Geochemical studies of the Weddell Sea

Weiss, RF, Ostlund HG, Craig H.  1979.  Geochemical studies of the Weddell Sea. Deep-Sea Research Part a-Oceanographic Research Papers. 26:1093-1120.
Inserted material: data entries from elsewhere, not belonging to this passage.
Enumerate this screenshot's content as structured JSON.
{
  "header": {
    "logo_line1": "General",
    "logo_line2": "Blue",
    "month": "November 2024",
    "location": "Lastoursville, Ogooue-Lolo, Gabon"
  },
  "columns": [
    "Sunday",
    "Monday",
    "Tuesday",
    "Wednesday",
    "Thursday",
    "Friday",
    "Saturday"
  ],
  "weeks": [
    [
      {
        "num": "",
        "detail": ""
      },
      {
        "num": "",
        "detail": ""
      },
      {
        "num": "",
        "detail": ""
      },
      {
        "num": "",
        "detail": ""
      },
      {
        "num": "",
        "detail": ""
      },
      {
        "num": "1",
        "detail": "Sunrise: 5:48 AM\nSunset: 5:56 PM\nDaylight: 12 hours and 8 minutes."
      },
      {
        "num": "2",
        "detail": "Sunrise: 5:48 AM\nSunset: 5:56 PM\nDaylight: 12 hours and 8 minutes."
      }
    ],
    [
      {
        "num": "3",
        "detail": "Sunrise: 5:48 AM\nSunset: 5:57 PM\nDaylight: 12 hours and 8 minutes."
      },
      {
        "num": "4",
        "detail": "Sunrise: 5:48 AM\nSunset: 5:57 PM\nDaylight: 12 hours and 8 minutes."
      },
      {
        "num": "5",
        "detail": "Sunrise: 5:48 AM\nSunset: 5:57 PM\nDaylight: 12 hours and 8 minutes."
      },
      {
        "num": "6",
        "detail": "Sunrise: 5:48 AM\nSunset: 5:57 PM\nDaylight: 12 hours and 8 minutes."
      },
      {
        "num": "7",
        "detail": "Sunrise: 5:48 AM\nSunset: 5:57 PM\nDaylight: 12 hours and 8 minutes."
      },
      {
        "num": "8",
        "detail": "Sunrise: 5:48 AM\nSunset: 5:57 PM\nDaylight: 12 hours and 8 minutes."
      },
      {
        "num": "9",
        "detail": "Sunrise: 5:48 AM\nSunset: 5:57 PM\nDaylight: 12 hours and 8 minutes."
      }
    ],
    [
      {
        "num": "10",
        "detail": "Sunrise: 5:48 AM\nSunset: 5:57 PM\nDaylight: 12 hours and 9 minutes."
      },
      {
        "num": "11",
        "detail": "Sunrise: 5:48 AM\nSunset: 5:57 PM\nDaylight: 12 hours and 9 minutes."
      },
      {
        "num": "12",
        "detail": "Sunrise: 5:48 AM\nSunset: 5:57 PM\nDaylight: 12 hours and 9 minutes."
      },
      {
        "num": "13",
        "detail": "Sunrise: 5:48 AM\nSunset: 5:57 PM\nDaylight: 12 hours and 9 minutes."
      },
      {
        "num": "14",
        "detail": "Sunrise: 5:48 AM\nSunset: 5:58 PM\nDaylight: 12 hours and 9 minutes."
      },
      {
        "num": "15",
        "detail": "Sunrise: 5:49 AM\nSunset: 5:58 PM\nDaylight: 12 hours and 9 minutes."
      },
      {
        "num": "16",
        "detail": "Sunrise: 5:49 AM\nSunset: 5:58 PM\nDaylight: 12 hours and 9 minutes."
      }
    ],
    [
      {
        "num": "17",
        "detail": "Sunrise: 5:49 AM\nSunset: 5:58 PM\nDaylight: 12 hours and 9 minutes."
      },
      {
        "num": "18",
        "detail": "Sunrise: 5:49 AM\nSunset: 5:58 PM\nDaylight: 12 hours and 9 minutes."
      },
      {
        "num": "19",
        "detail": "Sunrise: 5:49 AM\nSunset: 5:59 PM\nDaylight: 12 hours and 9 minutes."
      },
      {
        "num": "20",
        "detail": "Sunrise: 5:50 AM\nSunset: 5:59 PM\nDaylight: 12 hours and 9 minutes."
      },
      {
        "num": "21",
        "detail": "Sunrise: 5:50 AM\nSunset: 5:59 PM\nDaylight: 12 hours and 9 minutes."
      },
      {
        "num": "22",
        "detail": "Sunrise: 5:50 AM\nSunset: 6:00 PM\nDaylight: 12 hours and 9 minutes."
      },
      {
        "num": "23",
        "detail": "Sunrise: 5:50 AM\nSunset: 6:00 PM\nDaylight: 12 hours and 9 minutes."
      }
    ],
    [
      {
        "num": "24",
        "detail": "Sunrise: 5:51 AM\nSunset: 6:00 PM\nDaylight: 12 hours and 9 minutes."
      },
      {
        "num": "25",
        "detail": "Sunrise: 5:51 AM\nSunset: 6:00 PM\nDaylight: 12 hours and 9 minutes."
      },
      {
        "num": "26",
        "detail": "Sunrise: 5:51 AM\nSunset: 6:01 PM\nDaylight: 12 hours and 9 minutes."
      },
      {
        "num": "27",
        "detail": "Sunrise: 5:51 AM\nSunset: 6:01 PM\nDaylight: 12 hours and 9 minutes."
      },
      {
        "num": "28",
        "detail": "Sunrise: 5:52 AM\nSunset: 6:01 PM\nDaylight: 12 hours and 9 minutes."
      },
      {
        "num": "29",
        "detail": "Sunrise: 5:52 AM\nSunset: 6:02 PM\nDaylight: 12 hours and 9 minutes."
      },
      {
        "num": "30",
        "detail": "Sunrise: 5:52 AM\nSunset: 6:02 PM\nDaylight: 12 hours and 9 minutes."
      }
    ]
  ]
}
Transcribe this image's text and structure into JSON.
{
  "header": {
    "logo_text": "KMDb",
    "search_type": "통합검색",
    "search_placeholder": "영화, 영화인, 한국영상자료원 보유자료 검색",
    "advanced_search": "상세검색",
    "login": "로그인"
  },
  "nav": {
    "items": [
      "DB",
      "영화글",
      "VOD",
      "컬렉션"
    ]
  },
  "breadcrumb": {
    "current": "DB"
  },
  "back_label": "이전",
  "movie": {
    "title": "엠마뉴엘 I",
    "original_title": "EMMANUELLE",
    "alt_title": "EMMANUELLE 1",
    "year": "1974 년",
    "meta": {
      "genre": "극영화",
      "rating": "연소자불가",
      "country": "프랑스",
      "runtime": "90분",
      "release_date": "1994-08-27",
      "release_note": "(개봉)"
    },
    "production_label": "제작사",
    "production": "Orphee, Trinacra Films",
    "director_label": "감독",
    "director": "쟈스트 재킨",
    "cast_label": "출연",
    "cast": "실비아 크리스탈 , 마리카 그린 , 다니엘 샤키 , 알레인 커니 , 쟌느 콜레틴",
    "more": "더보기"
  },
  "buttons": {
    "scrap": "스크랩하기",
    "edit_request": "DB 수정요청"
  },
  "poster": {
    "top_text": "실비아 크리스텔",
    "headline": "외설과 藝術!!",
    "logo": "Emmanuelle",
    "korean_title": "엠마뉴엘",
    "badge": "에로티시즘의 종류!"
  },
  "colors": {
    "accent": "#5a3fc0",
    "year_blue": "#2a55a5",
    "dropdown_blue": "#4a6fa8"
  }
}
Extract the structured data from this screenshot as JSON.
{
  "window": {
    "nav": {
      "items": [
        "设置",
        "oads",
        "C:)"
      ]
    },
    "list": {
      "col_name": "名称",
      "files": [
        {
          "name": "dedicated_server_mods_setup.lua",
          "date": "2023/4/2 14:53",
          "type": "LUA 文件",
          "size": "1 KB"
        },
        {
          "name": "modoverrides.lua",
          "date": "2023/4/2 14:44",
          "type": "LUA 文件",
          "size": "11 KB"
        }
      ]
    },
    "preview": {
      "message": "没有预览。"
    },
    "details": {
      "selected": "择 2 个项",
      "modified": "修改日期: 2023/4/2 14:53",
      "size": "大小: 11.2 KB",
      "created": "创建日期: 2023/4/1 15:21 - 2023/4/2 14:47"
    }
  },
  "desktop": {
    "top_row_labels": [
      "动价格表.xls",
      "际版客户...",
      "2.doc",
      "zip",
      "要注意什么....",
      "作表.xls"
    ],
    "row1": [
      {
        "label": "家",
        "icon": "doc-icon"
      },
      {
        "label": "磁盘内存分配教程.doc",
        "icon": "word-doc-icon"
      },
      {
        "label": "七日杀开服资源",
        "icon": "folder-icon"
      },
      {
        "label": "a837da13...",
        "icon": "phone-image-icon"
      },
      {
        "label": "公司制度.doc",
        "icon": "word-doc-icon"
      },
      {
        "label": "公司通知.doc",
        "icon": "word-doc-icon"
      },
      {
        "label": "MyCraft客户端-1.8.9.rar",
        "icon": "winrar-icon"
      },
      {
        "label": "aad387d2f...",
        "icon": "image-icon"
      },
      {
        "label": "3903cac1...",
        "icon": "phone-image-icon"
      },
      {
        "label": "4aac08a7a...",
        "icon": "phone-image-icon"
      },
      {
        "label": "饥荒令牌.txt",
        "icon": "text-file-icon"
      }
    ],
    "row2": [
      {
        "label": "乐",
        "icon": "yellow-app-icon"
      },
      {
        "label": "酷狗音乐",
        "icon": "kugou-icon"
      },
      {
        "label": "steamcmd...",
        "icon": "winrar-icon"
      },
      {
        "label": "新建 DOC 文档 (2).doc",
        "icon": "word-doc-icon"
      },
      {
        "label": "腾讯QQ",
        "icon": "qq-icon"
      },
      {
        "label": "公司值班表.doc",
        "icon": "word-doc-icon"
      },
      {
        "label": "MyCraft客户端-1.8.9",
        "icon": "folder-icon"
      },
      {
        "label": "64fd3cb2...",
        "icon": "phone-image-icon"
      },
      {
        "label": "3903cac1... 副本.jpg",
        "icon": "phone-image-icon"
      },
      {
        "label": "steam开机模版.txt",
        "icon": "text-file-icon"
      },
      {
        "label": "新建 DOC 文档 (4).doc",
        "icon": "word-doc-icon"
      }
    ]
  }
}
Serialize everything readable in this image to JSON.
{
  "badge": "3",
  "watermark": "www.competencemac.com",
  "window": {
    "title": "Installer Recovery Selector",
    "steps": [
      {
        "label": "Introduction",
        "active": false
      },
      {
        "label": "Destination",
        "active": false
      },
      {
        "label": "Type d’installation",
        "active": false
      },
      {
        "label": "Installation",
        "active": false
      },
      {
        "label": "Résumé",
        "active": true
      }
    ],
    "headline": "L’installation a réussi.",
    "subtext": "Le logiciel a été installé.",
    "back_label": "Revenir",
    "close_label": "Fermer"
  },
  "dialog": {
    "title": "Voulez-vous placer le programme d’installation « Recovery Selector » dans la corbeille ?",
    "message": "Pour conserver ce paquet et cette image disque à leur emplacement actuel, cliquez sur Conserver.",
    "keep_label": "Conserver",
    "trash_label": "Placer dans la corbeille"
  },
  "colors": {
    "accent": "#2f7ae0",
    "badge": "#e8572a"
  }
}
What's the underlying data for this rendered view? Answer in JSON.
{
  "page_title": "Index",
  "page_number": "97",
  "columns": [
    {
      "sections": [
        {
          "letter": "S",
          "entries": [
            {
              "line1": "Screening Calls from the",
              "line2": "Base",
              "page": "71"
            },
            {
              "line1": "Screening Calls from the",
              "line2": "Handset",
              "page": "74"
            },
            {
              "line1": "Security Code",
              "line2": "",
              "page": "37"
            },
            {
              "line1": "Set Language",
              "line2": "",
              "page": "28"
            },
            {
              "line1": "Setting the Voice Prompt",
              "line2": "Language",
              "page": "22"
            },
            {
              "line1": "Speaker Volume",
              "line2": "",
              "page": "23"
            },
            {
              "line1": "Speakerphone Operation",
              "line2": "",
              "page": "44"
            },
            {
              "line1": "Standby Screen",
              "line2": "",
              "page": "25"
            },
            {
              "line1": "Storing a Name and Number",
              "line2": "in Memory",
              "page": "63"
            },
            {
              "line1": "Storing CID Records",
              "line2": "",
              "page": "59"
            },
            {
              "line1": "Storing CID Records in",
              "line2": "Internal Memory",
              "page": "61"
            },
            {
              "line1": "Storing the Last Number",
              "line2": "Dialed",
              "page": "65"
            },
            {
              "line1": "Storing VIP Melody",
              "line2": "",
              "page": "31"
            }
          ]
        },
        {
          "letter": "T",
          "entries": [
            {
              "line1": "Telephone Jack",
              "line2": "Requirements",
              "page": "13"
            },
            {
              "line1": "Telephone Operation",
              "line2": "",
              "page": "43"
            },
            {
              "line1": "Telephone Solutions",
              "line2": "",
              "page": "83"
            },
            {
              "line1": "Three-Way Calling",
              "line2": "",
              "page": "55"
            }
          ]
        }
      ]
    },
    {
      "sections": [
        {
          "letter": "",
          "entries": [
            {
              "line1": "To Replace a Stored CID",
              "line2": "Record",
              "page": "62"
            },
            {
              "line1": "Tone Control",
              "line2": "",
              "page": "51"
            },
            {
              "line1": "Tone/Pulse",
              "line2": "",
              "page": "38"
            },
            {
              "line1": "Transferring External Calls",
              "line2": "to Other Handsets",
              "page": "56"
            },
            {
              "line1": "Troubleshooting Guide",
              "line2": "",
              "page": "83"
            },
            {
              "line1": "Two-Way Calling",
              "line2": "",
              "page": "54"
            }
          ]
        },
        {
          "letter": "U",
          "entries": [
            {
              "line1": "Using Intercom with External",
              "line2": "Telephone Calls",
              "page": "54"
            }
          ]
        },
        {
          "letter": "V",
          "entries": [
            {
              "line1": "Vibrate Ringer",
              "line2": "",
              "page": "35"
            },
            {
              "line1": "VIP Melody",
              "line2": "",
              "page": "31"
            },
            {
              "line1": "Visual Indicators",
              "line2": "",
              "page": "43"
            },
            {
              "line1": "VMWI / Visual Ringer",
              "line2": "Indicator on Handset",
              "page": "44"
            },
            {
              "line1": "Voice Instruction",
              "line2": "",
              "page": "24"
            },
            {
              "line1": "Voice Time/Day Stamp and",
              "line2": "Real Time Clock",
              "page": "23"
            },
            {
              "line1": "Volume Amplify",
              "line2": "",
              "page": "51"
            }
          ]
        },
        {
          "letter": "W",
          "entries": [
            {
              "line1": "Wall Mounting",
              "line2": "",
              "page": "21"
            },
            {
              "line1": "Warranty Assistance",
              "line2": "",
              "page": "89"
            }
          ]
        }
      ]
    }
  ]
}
The origin of Antarctic Bottom Water is discussed in terms of the distributions of a number of geochemical tracers in the major water masses of the Weddell Sea. Oxygen, phosphate, nitrate and total inorgabic carbon are shown to be negligibly altered by consumption or production during sub-surface circulation and mixing. All the conservative properties of Weddell Sea Bottom Water and Antarctic Bottom Water are explained as simple mixtures of Winter Water, Warm Deep Water, and Western Shelf Water. Silica is markedly non-conservative, showing enrichments up to ≈35 μM kg−1 which are due mainly to interactions with the bottom. The deuterium and oxygen-18 stable isotope data show that the high salinity of Western Shelf Water is principally the result of freezing rather than evaporation. The isotopic composition of Western Shelf Water also requires a significant admixture of melt-water from the base of the Filchner Ice Shelf, and mass-balance calculations linking the rate of shelf ice melting to the formation of bottom water give a production rate of about 5 × 106 m3 s−1 for Weddell Sea Bottom Water with potentiatial −0.9°C, or about 8 × 106 m3 s−1 in terms of classical Antarctic Bottom Water with a potential temperature of −0.4°C. Concentrations of the radioisotopes carbon-14 and tritium are exceptionally low in the Weddell Sea despite the fact that the CO2 atmospheric exchange rate is comparable to the global average. The low values are seen to be the result of a short surface residence time, a large sub-surface mixing component, and exchange inhibition by sea ice especially during the winter. Unlike the average world ocean, where molecular exchange is about three times more important than precipitation in transporting atmospheric tritium to surface waters, about four times more tritium is added to the Weddell Sea by precipitation than by molecular exchange. The flux of new Weddell Sea Bottom Water based on the tritium data is estimated very roughly at about 3 × 106 m3 s−1, or about 4.5 × 106 m3 s−1 expressed in terms of classical Antarctic Bottom Water.